The biggest problem with Title IX enforcement? Balance. Title IX has always struggled between finding the proper balance and now it’s gone the other way. Every complaint is deemed fact, and every accused is presumed guilty. There needs to be a balance between the complainant and the accused. It’s truly about a fair process for both sides but now there is an imbalance in cases that treats men unfairly. This isn’t about male and female, it could be male on male, female on female, female on male. T9 lawyer Alan Sash.
thetab.com By Harry Shukman

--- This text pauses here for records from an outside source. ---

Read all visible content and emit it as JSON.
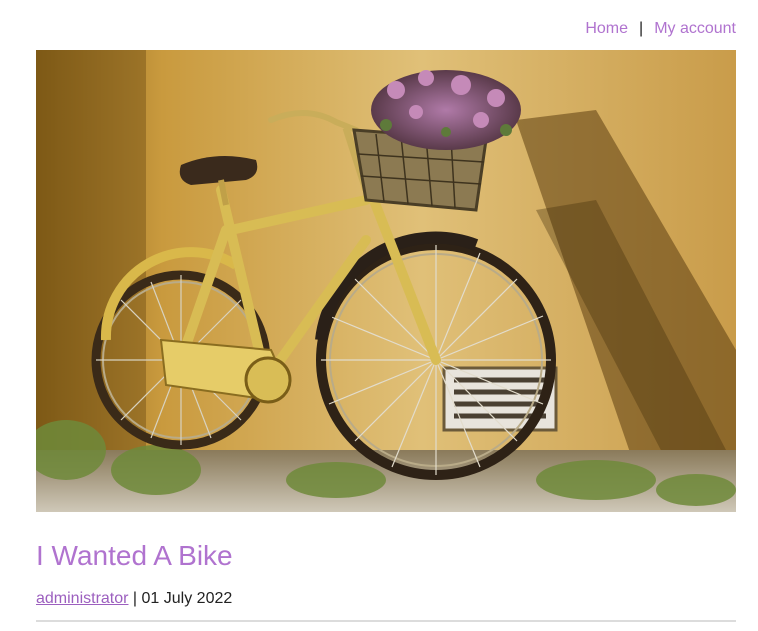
{
  "nav": {
    "home_label": "Home",
    "separator": "|",
    "account_label": "My account"
  },
  "hero": {
    "alt": "Yellow vintage bicycle with a flower basket leaning against a wall"
  },
  "post": {
    "title": "I Wanted A Bike",
    "author": "administrator",
    "meta_separator": " | ",
    "date": "01 July 2022"
  },
  "colors": {
    "accent": "#b073cf",
    "text": "#222222",
    "divider": "#dcdcdc"
  }
}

Clark University has done male students a service. Because the University has watered down the definition of rape so much, male students know not to apply here. If you do attend this University, it’s a pretty good bet you will be falsely accused. And sadly once accused, Title IX has pre-determined your guilt regardless of your evidence of innocence. With Clark’s definition of rape, the net is cast to catch innocent young men.
theblaze.com By Kaitlyn Schallhorn
washingtonpost.com By Eugene Volokh
Wolfgang Ballinger was a junior at Cornell when he was arrested on charges of attempted rape. Only arrested, and not convicted, Cornell suspended Ballinger, banned him from campus, and placed Psi Upsilon- the frat he was president of- on interim suspension. Ballinger’s attorney Sarah Wesley, paints a dark picture of police mishandling the investigation, and claims there are “serious questions of credibility with respect to the ‘victim.’” Ms. Wesley likened Ballinger’s case to the now-discredited Rolling Stone story.
thetab.com By Harry Shukman
This is a big case for the state of Washington. Student Mr. Arishi challenged his expulsion from Washington State University’s (WSU’s) doctoral program in Education, claiming the university failed to afford him a full adjudicative proceeding required by the Washington Administrative Procedure Act. The Court of Appeals agreed. “We reverse the superior court and the underlying agency order, award Mr. Arishi reasonable attorney fees, and remand for a full adjudication.” With this ruling, people accused of sex offenses on college campuses get a full hearing and are allowed to have an attorney speak and question the accuser. This decision is based on Washington law, and will not affect cases in other jurisdictions.
seattletimes.com By Katherine Long